Rehumanising the past
Petrie Museum, behind Gower Street, Bloomsbury
If you’re hunting the big beasts of Egyptian archaeology, the British Museum is the place to go. But for a more intimate encounter with relics of the realm of the pharaohs, seek out University College London’s Petrie Museum.
The museum was established as a teaching resource by Sir William Matthew Flinders Petrie – who was Willie to his parents and Flinders (his mother’s maiden name) to his friends and colleagues. Brought up in an austere Christian household in Charlton, south-east London, where he was home schooled, Petrie never went to university except for a part-time course in algebra and trigonometry when he was 24. His life’s passion is revealed in the title of one of his books: Ten Years’ Digging in Egypt, 1881–1891. That decade’s work excluded Sundays because he never travelled, surveyed or dug on the Sabbath.
Flinders Petrie excavated dozens of major sites in the course of his career, and the locals he hired as labourers nicknamed him ‘the father of pots’. But his interests extended far beyond ceramics. The museum’s collection encompasses ancient Egyptian footwear and clothing – including a dress from 5000 BC – mummies and coffin cases, jewellery, the earliest example of metal from Egypt and the oldest will written on papyrus.
Though Petrie amassed the requisite material, the museum would never have come into existence without the generosity of the successful writer and keen Egyptologist Amelia Edwards. On her death in 1892 she bequeathed her own collection of several hundred antiquities, together with money to fund the first chair in Britain for Egyptian Archaeology and Philology, with Petrie as the inaugural occupant of that chair. Edwards left her money to UCL as it was the only English university at the time to award degrees to women, and she named Petrie for the professorship because the pair had formed a respectful friendship when the snooty experts at the British Museum wanted nothing to do with her.
After Petrie retired from UCL in 1933 his successors continued to expand the museum’s collection and began to properly register every item – a task Petrie himself had never even attempted. It took 70 years to complete the catalogue, which is now available to search online. During the Second World War the exhibits were packed away for safekeeping and in the early 1950s they were put back on display in a former stable building – where they remain today, though the arrangement was at first intended to be only temporary.
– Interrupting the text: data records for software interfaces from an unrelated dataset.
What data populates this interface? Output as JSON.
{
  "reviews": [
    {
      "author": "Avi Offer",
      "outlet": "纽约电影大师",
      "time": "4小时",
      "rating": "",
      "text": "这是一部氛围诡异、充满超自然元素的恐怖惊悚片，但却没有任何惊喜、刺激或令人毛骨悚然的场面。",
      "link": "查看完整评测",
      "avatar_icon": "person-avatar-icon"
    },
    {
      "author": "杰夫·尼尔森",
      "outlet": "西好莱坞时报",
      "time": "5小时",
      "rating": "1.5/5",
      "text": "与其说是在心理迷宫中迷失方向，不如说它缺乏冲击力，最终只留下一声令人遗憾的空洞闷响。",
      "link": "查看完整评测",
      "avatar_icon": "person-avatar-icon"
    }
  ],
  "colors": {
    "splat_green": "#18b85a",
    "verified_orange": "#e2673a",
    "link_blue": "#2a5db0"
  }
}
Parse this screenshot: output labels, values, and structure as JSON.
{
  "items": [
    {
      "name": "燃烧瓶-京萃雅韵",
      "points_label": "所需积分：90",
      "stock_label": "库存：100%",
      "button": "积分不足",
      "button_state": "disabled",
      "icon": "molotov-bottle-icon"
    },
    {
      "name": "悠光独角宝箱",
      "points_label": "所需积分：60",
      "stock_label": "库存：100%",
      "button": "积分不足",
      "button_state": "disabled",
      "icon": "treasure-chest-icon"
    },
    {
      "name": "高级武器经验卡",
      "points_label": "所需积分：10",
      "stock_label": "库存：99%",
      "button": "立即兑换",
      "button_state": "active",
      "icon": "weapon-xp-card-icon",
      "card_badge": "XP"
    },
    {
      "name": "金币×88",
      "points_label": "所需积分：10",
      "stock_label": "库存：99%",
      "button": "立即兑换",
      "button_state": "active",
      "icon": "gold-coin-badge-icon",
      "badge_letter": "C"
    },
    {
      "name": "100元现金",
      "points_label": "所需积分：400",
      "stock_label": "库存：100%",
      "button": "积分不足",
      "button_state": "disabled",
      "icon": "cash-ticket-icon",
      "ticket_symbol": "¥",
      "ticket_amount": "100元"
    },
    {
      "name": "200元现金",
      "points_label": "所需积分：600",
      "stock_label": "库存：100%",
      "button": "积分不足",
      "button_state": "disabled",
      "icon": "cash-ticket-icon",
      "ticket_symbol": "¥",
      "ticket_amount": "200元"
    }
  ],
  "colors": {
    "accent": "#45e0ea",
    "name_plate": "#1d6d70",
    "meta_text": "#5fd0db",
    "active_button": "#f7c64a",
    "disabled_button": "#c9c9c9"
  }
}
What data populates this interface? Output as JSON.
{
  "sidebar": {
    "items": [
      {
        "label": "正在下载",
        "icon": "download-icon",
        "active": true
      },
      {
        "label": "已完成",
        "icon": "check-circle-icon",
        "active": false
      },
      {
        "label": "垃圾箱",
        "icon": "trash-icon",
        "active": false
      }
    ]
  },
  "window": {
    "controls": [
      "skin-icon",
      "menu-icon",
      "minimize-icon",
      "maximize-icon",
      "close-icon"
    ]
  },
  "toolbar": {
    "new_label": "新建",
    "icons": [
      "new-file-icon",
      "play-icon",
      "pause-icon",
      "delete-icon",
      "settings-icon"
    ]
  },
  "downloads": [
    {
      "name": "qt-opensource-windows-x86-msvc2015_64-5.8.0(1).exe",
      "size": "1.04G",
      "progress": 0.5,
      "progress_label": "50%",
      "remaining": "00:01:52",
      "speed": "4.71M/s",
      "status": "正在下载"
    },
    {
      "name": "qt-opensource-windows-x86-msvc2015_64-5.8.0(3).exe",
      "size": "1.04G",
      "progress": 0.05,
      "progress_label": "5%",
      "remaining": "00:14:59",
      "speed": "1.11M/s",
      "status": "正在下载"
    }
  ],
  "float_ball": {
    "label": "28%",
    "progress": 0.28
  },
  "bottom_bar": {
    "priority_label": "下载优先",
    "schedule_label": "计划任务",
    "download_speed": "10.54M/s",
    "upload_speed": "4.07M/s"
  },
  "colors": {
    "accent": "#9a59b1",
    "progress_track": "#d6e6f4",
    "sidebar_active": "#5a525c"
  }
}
The museum possesses about 80,600 objects (of which more than three-quarters were acquired by Petrie himself) illustrating life in the Nile valley from prehistory through the time of the pharaohs, the Ptolemaic, Roman and Coptic periods to the Islamic period. One tenth of the collection is on regular display, with cases of exhibits overflowing all the way down the back stairs to the fire exit. Any item not on display can be viewed by arrangement – and you don’t have to be an accredited academic to do so.
Artefacts like those in the Petrie Museum can no longer be acquired legally, so the collection has ceased to grow. However, the curators are still making enhancements, most recently with the creation of a multi-purpose space that hosts the museum’s programme of lectures, object-handling sessions, temporary exhibitions and music and film events. The new space also contains ‘augmented reality’ kiosks, in which visitors can ‘virtually’ take artefacts out of their display cases to inspect them up-close in 3D.
The Petrie Museum of Egyptian Archaeology, 1st floor, DMS Watson Building, Malet Place, WC1E 6BT
Phone: 020 7679 2884
Website: Petrie Museum
Open: Tuesday to Saturday 1pm–5pm, closed over the Christmas and Easter holidays.
Admission free. Young people over the age 11 can visit the museum unaccompanied. Group visits must be booked in advance, as must research visits outside normal opening times.
Nearest stations: Euston Square (Metropolitan, Hammersmith & City and Circle lines) and Goodge Street (Northern line)
The title of this article is taken from a remark made by Professor Stephen Quirke, curator of the Petrie Museum: “The Petrie takes on one of the most important tasks for museums and universities today – rehumanising the past.”